Work instructions: Write each entry again exactly as shown, but without the images it holds.

Recorded information:
####
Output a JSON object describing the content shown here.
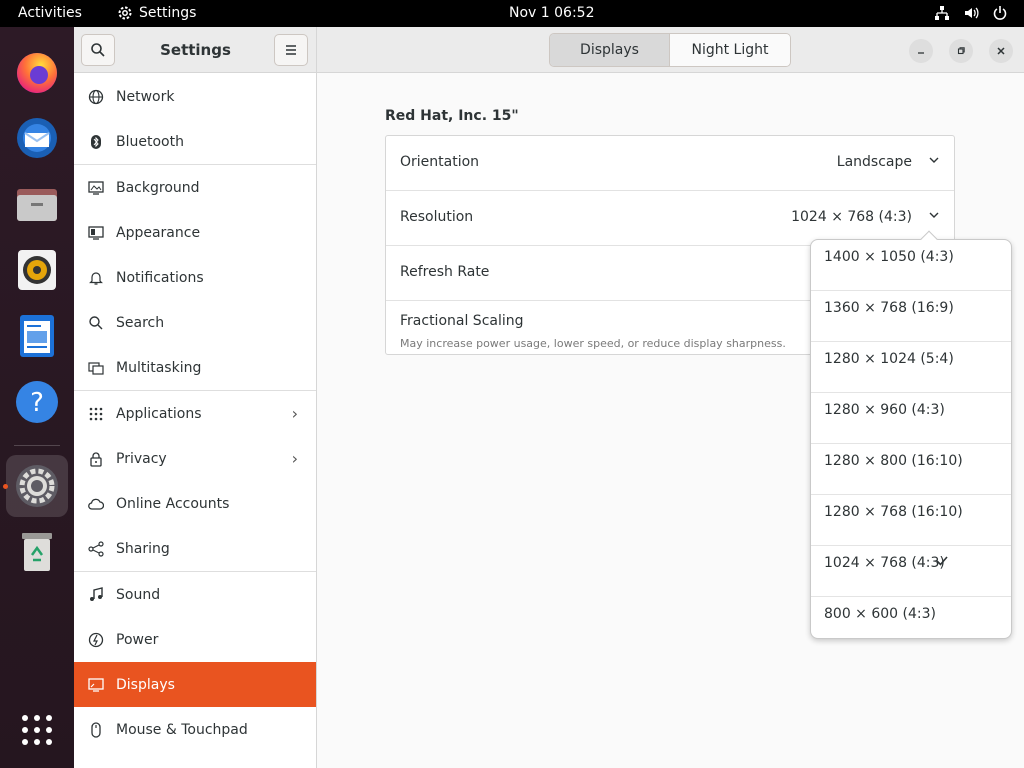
{
  "topbar": {
    "activities": "Activities",
    "app_name": "Settings",
    "clock": "Nov 1  06:52"
  },
  "dock": {
    "apps": [
      {
        "name": "Firefox",
        "icon": "firefox-icon"
      },
      {
        "name": "Thunderbird",
        "icon": "thunderbird-icon"
      },
      {
        "name": "Files",
        "icon": "files-icon"
      },
      {
        "name": "Rhythmbox",
        "icon": "rhythmbox-icon"
      },
      {
        "name": "LibreOffice Writer",
        "icon": "writer-icon"
      },
      {
        "name": "Help",
        "icon": "help-icon"
      },
      {
        "name": "Settings",
        "icon": "settings-icon"
      },
      {
        "name": "Trash",
        "icon": "trash-icon"
      }
    ]
  },
  "window": {
    "sidebar_title": "Settings",
    "tabs": [
      {
        "label": "Displays",
        "selected": true
      },
      {
        "label": "Night Light",
        "selected": false
      }
    ]
  },
  "sidebar": {
    "items": [
      {
        "label": "Network",
        "icon": "network-icon"
      },
      {
        "label": "Bluetooth",
        "icon": "bluetooth-icon"
      },
      {
        "label": "Background",
        "icon": "background-icon"
      },
      {
        "label": "Appearance",
        "icon": "appearance-icon"
      },
      {
        "label": "Notifications",
        "icon": "bell-icon"
      },
      {
        "label": "Search",
        "icon": "search-icon"
      },
      {
        "label": "Multitasking",
        "icon": "multitasking-icon"
      },
      {
        "label": "Applications",
        "icon": "apps-grid-icon"
      },
      {
        "label": "Privacy",
        "icon": "lock-icon"
      },
      {
        "label": "Online Accounts",
        "icon": "cloud-icon"
      },
      {
        "label": "Sharing",
        "icon": "share-icon"
      },
      {
        "label": "Sound",
        "icon": "music-note-icon"
      },
      {
        "label": "Power",
        "icon": "power-icon"
      },
      {
        "label": "Displays",
        "icon": "display-icon"
      },
      {
        "label": "Mouse & Touchpad",
        "icon": "mouse-icon"
      }
    ]
  },
  "display": {
    "monitor_name": "Red Hat, Inc. 15\"",
    "orientation_label": "Orientation",
    "orientation_value": "Landscape",
    "resolution_label": "Resolution",
    "resolution_value": "1024 × 768 (4:3)",
    "refresh_label": "Refresh Rate",
    "scaling_label": "Fractional Scaling",
    "scaling_sub": "May increase power usage, lower speed, or reduce display sharpness."
  },
  "resolution_popover": {
    "options": [
      "1400 × 1050 (4:3)",
      "1360 × 768 (16:9)",
      "1280 × 1024 (5:4)",
      "1280 × 960 (4:3)",
      "1280 × 800 (16:10)",
      "1280 × 768 (16:10)",
      "1024 × 768 (4:3)",
      "800 × 600 (4:3)"
    ],
    "selected": "1024 × 768 (4:3)"
  },
  "colors": {
    "accent": "#e95420",
    "dock_bg": "#2d1a26",
    "topbar_bg": "#000000"
  }
}
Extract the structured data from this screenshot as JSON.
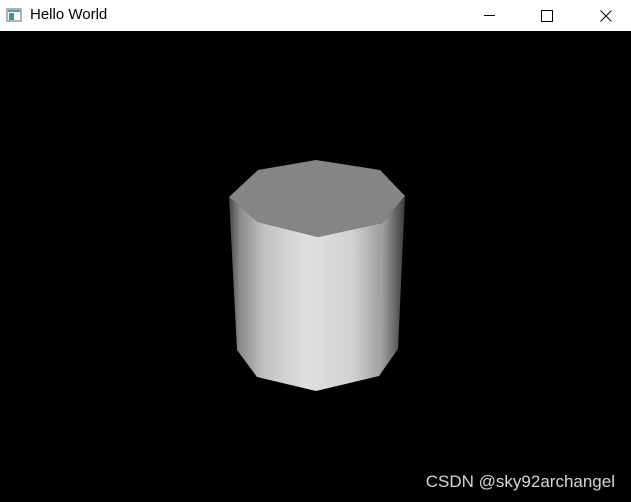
{
  "window": {
    "title": "Hello World",
    "icon": "window-app-icon",
    "controls": {
      "minimize_icon": "minimize-icon",
      "maximize_icon": "maximize-icon",
      "close_icon": "close-icon"
    }
  },
  "viewport": {
    "background": "#000000",
    "object": "octagonal-prism",
    "top_face_color": "#858585",
    "side_highlight_color": "#dedede",
    "side_shadow_color": "#4a4a4a",
    "watermark": "CSDN @sky92archangel"
  }
}
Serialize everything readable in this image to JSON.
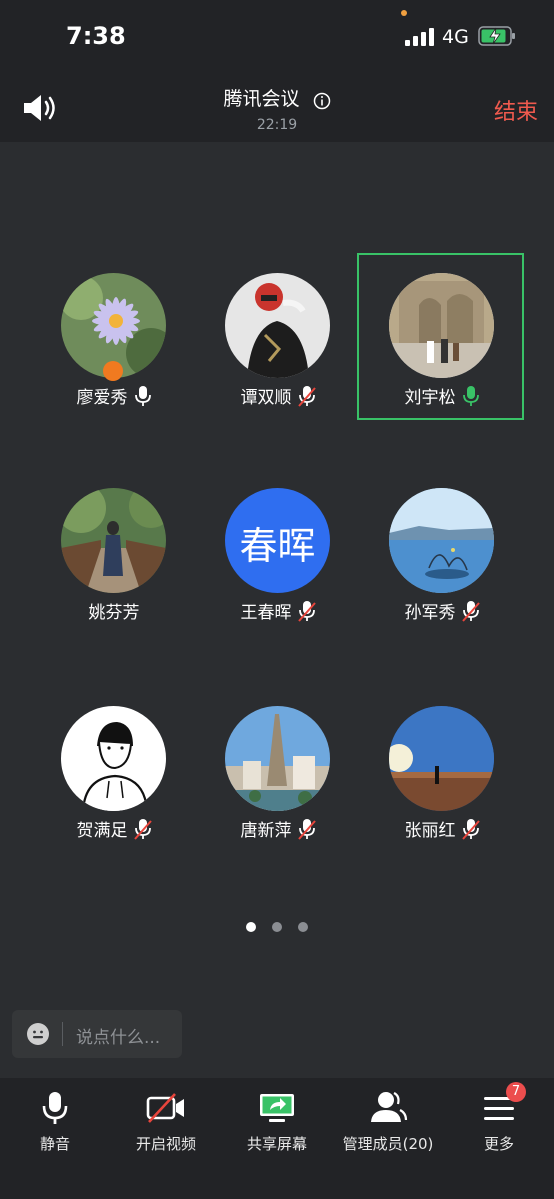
{
  "status_bar": {
    "time": "7:38",
    "network": "4G"
  },
  "header": {
    "title": "腾讯会议",
    "duration": "22:19",
    "end_label": "结束"
  },
  "participants": [
    {
      "name": "廖爱秀",
      "mic": "on",
      "host": true
    },
    {
      "name": "谭双顺",
      "mic": "muted"
    },
    {
      "name": "刘宇松",
      "mic": "speaking",
      "active_speaker": true
    },
    {
      "name": "姚芬芳",
      "mic": "none"
    },
    {
      "name": "王春晖",
      "mic": "muted",
      "avatar_text": "春晖",
      "avatar_color": "#2f6ef0"
    },
    {
      "name": "孙军秀",
      "mic": "muted"
    },
    {
      "name": "贺满足",
      "mic": "muted"
    },
    {
      "name": "唐新萍",
      "mic": "muted"
    },
    {
      "name": "张丽红",
      "mic": "muted"
    }
  ],
  "pager": {
    "pages": 3,
    "current": 1
  },
  "chat": {
    "placeholder": "说点什么..."
  },
  "toolbar": {
    "mute_label": "静音",
    "video_label": "开启视频",
    "share_label": "共享屏幕",
    "members_label": "管理成员(20)",
    "more_label": "更多",
    "more_badge": "7"
  },
  "colors": {
    "end": "#f05a4e",
    "speaking": "#39c267",
    "host": "#f07a20",
    "badge": "#ec4d4d"
  }
}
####
Finished task:
Output a JSON object describing the content shown here.
{
  "topbar": {
    "activities": "Activities",
    "app_name": "Settings",
    "clock": "Nov 1  06:52"
  },
  "dock": {
    "apps": [
      {
        "name": "Firefox",
        "icon": "firefox-icon"
      },
      {
        "name": "Thunderbird",
        "icon": "thunderbird-icon"
      },
      {
        "name": "Files",
        "icon": "files-icon"
      },
      {
        "name": "Rhythmbox",
        "icon": "rhythmbox-icon"
      },
      {
        "name": "LibreOffice Writer",
        "icon": "writer-icon"
      },
      {
        "name": "Help",
        "icon": "help-icon"
      },
      {
        "name": "Settings",
        "icon": "settings-icon"
      },
      {
        "name": "Trash",
        "icon": "trash-icon"
      }
    ]
  },
  "window": {
    "sidebar_title": "Settings",
    "tabs": [
      {
        "label": "Displays",
        "selected": true
      },
      {
        "label": "Night Light",
        "selected": false
      }
    ]
  },
  "sidebar": {
    "items": [
      {
        "label": "Network",
        "icon": "network-icon"
      },
      {
        "label": "Bluetooth",
        "icon": "bluetooth-icon"
      },
      {
        "label": "Background",
        "icon": "background-icon"
      },
      {
        "label": "Appearance",
        "icon": "appearance-icon"
      },
      {
        "label": "Notifications",
        "icon": "bell-icon"
      },
      {
        "label": "Search",
        "icon": "search-icon"
      },
      {
        "label": "Multitasking",
        "icon": "multitasking-icon"
      },
      {
        "label": "Applications",
        "icon": "apps-grid-icon"
      },
      {
        "label": "Privacy",
        "icon": "lock-icon"
      },
      {
        "label": "Online Accounts",
        "icon": "cloud-icon"
      },
      {
        "label": "Sharing",
        "icon": "share-icon"
      },
      {
        "label": "Sound",
        "icon": "music-note-icon"
      },
      {
        "label": "Power",
        "icon": "power-icon"
      },
      {
        "label": "Displays",
        "icon": "display-icon"
      },
      {
        "label": "Mouse & Touchpad",
        "icon": "mouse-icon"
      }
    ]
  },
  "display": {
    "monitor_name": "Red Hat, Inc. 15\"",
    "orientation_label": "Orientation",
    "orientation_value": "Landscape",
    "resolution_label": "Resolution",
    "resolution_value": "1024 × 768 (4:3)",
    "refresh_label": "Refresh Rate",
    "scaling_label": "Fractional Scaling",
    "scaling_sub": "May increase power usage, lower speed, or reduce display sharpness."
  },
  "resolution_popover": {
    "options": [
      "1400 × 1050 (4:3)",
      "1360 × 768 (16:9)",
      "1280 × 1024 (5:4)",
      "1280 × 960 (4:3)",
      "1280 × 800 (16:10)",
      "1280 × 768 (16:10)",
      "1024 × 768 (4:3)",
      "800 × 600 (4:3)"
    ],
    "selected": "1024 × 768 (4:3)"
  },
  "colors": {
    "accent": "#e95420",
    "dock_bg": "#2d1a26",
    "topbar_bg": "#000000"
  }
}
Extract the structured data from this screenshot as JSON.
{
  "window": {
    "title": "Hello World",
    "icon": "window-app-icon",
    "controls": {
      "minimize_icon": "minimize-icon",
      "maximize_icon": "maximize-icon",
      "close_icon": "close-icon"
    }
  },
  "viewport": {
    "background": "#000000",
    "object": "octagonal-prism",
    "top_face_color": "#858585",
    "side_highlight_color": "#dedede",
    "side_shadow_color": "#4a4a4a",
    "watermark": "CSDN @sky92archangel"
  }
}
Serialize everything readable in this image to JSON.
{
  "status_bar": {
    "time": "7:38",
    "network": "4G"
  },
  "header": {
    "title": "腾讯会议",
    "duration": "22:19",
    "end_label": "结束"
  },
  "participants": [
    {
      "name": "廖爱秀",
      "mic": "on",
      "host": true
    },
    {
      "name": "谭双顺",
      "mic": "muted"
    },
    {
      "name": "刘宇松",
      "mic": "speaking",
      "active_speaker": true
    },
    {
      "name": "姚芬芳",
      "mic": "none"
    },
    {
      "name": "王春晖",
      "mic": "muted",
      "avatar_text": "春晖",
      "avatar_color": "#2f6ef0"
    },
    {
      "name": "孙军秀",
      "mic": "muted"
    },
    {
      "name": "贺满足",
      "mic": "muted"
    },
    {
      "name": "唐新萍",
      "mic": "muted"
    },
    {
      "name": "张丽红",
      "mic": "muted"
    }
  ],
  "pager": {
    "pages": 3,
    "current": 1
  },
  "chat": {
    "placeholder": "说点什么..."
  },
  "toolbar": {
    "mute_label": "静音",
    "video_label": "开启视频",
    "share_label": "共享屏幕",
    "members_label": "管理成员(20)",
    "more_label": "更多",
    "more_badge": "7"
  },
  "colors": {
    "end": "#f05a4e",
    "speaking": "#39c267",
    "host": "#f07a20",
    "badge": "#ec4d4d"
  }
}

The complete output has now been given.